BEGIN Input data

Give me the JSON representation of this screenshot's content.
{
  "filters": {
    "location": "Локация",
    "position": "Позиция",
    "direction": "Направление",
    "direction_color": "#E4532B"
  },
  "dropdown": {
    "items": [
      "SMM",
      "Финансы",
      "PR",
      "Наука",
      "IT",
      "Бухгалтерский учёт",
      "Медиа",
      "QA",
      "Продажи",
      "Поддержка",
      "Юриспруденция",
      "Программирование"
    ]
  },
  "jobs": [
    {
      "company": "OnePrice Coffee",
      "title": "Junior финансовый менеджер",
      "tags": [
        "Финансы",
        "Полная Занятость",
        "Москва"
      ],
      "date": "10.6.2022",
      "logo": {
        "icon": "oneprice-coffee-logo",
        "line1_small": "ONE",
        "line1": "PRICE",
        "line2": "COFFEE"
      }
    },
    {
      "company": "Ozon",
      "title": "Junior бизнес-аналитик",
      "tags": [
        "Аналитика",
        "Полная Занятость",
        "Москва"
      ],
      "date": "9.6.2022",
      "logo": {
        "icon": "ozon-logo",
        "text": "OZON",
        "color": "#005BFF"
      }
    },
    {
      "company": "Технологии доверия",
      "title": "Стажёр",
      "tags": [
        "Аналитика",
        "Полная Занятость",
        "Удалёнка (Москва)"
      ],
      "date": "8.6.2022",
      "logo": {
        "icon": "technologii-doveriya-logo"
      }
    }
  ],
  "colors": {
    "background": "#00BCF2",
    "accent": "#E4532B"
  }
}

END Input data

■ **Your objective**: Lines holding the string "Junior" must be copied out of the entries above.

■ **Expected output**:
      "title": "Junior финансовый менеджер",
      "title": "Junior бизнес-аналитик",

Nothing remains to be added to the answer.